*** DATASET EXTRACT Section Begins ***
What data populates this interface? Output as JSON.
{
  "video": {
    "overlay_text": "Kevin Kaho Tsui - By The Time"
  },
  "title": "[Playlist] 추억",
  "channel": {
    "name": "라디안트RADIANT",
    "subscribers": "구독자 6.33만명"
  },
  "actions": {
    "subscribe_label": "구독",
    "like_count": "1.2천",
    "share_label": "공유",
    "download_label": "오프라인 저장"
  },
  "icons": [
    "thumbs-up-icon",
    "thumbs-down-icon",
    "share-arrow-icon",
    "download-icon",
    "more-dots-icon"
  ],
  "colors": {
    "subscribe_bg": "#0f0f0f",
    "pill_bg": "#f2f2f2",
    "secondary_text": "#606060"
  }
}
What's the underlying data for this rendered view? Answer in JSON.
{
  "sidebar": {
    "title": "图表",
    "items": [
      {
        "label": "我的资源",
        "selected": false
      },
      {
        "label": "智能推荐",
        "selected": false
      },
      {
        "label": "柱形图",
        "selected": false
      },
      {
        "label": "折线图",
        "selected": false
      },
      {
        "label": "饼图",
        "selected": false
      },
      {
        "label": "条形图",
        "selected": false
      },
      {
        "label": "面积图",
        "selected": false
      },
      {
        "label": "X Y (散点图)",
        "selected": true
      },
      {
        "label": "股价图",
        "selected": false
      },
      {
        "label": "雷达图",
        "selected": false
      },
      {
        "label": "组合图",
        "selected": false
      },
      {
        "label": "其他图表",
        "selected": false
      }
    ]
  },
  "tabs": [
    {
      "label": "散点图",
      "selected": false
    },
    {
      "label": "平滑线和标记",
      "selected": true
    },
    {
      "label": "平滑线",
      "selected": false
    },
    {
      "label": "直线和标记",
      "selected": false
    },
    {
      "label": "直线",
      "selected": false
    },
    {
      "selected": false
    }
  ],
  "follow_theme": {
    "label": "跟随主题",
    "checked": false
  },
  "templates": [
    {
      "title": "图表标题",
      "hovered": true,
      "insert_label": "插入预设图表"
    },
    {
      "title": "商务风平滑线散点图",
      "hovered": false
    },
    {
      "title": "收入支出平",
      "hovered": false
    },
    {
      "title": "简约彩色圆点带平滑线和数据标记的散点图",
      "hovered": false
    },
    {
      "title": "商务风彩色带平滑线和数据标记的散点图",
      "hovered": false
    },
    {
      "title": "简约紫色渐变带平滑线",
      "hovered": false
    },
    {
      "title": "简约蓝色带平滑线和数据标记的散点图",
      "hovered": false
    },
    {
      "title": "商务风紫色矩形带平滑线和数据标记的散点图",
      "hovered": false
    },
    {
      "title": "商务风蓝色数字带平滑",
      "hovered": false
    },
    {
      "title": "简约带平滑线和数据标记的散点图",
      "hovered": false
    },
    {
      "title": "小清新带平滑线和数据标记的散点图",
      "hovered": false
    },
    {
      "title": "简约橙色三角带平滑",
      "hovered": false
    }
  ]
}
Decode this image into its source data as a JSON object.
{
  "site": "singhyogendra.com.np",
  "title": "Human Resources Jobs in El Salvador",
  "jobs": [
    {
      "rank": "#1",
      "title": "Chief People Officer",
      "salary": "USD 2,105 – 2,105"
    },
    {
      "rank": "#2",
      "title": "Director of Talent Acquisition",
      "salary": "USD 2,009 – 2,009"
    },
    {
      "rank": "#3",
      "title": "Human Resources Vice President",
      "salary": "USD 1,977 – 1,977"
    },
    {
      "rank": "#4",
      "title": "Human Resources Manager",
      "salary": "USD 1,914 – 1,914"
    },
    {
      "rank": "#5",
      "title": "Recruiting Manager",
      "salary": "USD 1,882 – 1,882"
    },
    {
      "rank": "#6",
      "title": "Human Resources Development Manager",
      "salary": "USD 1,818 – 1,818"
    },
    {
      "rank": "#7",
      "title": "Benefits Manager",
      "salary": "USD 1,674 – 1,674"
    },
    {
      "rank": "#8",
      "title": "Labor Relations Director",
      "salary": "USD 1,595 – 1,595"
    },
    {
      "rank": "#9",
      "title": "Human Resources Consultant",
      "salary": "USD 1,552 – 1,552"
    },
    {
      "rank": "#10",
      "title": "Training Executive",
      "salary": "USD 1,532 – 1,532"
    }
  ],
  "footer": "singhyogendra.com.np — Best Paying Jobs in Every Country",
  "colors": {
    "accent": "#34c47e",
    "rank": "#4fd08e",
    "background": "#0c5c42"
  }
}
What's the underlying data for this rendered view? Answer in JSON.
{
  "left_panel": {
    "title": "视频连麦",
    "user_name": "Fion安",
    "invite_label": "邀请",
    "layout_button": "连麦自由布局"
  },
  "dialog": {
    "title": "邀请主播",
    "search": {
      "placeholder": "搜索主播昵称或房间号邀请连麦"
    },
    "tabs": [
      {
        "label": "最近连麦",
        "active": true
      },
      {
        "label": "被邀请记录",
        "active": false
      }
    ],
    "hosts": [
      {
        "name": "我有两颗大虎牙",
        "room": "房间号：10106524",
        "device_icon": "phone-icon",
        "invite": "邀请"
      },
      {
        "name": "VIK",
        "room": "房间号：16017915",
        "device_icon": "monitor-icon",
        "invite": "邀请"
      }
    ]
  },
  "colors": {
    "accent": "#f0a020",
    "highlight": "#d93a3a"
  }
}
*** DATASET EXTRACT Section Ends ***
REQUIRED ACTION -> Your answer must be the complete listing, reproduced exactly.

RESPONSE BELOW ->
What data populates this interface? Output as JSON.
{
  "video": {
    "overlay_text": "Kevin Kaho Tsui - By The Time"
  },
  "title": "[Playlist] 추억",
  "channel": {
    "name": "라디안트RADIANT",
    "subscribers": "구독자 6.33만명"
  },
  "actions": {
    "subscribe_label": "구독",
    "like_count": "1.2천",
    "share_label": "공유",
    "download_label": "오프라인 저장"
  },
  "icons": [
    "thumbs-up-icon",
    "thumbs-down-icon",
    "share-arrow-icon",
    "download-icon",
    "more-dots-icon"
  ],
  "colors": {
    "subscribe_bg": "#0f0f0f",
    "pill_bg": "#f2f2f2",
    "secondary_text": "#606060"
  }
}
What's the underlying data for this rendered view? Answer in JSON.
{
  "sidebar": {
    "title": "图表",
    "items": [
      {
        "label": "我的资源",
        "selected": false
      },
      {
        "label": "智能推荐",
        "selected": false
      },
      {
        "label": "柱形图",
        "selected": false
      },
      {
        "label": "折线图",
        "selected": false
      },
      {
        "label": "饼图",
        "selected": false
      },
      {
        "label": "条形图",
        "selected": false
      },
      {
        "label": "面积图",
        "selected": false
      },
      {
        "label": "X Y (散点图)",
        "selected": true
      },
      {
        "label": "股价图",
        "selected": false
      },
      {
        "label": "雷达图",
        "selected": false
      },
      {
        "label": "组合图",
        "selected": false
      },
      {
        "label": "其他图表",
        "selected": false
      }
    ]
  },
  "tabs": [
    {
      "label": "散点图",
      "selected": false
    },
    {
      "label": "平滑线和标记",
      "selected": true
    },
    {
      "label": "平滑线",
      "selected": false
    },
    {
      "label": "直线和标记",
      "selected": false
    },
    {
      "label": "直线",
      "selected": false
    },
    {
      "selected": false
    }
  ],
  "follow_theme": {
    "label": "跟随主题",
    "checked": false
  },
  "templates": [
    {
      "title": "图表标题",
      "hovered": true,
      "insert_label": "插入预设图表"
    },
    {
      "title": "商务风平滑线散点图",
      "hovered": false
    },
    {
      "title": "收入支出平",
      "hovered": false
    },
    {
      "title": "简约彩色圆点带平滑线和数据标记的散点图",
      "hovered": false
    },
    {
      "title": "商务风彩色带平滑线和数据标记的散点图",
      "hovered": false
    },
    {
      "title": "简约紫色渐变带平滑线",
      "hovered": false
    },
    {
      "title": "简约蓝色带平滑线和数据标记的散点图",
      "hovered": false
    },
    {
      "title": "商务风紫色矩形带平滑线和数据标记的散点图",
      "hovered": false
    },
    {
      "title": "商务风蓝色数字带平滑",
      "hovered": false
    },
    {
      "title": "简约带平滑线和数据标记的散点图",
      "hovered": false
    },
    {
      "title": "小清新带平滑线和数据标记的散点图",
      "hovered": false
    },
    {
      "title": "简约橙色三角带平滑",
      "hovered": false
    }
  ]
}
Decode this image into its source data as a JSON object.
{
  "site": "singhyogendra.com.np",
  "title": "Human Resources Jobs in El Salvador",
  "jobs": [
    {
      "rank": "#1",
      "title": "Chief People Officer",
      "salary": "USD 2,105 – 2,105"
    },
    {
      "rank": "#2",
      "title": "Director of Talent Acquisition",
      "salary": "USD 2,009 – 2,009"
    },
    {
      "rank": "#3",
      "title": "Human Resources Vice President",
      "salary": "USD 1,977 – 1,977"
    },
    {
      "rank": "#4",
      "title": "Human Resources Manager",
      "salary": "USD 1,914 – 1,914"
    },
    {
      "rank": "#5",
      "title": "Recruiting Manager",
      "salary": "USD 1,882 – 1,882"
    },
    {
      "rank": "#6",
      "title": "Human Resources Development Manager",
      "salary": "USD 1,818 – 1,818"
    },
    {
      "rank": "#7",
      "title": "Benefits Manager",
      "salary": "USD 1,674 – 1,674"
    },
    {
      "rank": "#8",
      "title": "Labor Relations Director",
      "salary": "USD 1,595 – 1,595"
    },
    {
      "rank": "#9",
      "title": "Human Resources Consultant",
      "salary": "USD 1,552 – 1,552"
    },
    {
      "rank": "#10",
      "title": "Training Executive",
      "salary": "USD 1,532 – 1,532"
    }
  ],
  "footer": "singhyogendra.com.np — Best Paying Jobs in Every Country",
  "colors": {
    "accent": "#34c47e",
    "rank": "#4fd08e",
    "background": "#0c5c42"
  }
}
What's the underlying data for this rendered view? Answer in JSON.
{
  "left_panel": {
    "title": "视频连麦",
    "user_name": "Fion安",
    "invite_label": "邀请",
    "layout_button": "连麦自由布局"
  },
  "dialog": {
    "title": "邀请主播",
    "search": {
      "placeholder": "搜索主播昵称或房间号邀请连麦"
    },
    "tabs": [
      {
        "label": "最近连麦",
        "active": true
      },
      {
        "label": "被邀请记录",
        "active": false
      }
    ],
    "hosts": [
      {
        "name": "我有两颗大虎牙",
        "room": "房间号：10106524",
        "device_icon": "phone-icon",
        "invite": "邀请"
      },
      {
        "name": "VIK",
        "room": "房间号：16017915",
        "device_icon": "monitor-icon",
        "invite": "邀请"
      }
    ]
  },
  "colors": {
    "accent": "#f0a020",
    "highlight": "#d93a3a"
  }
}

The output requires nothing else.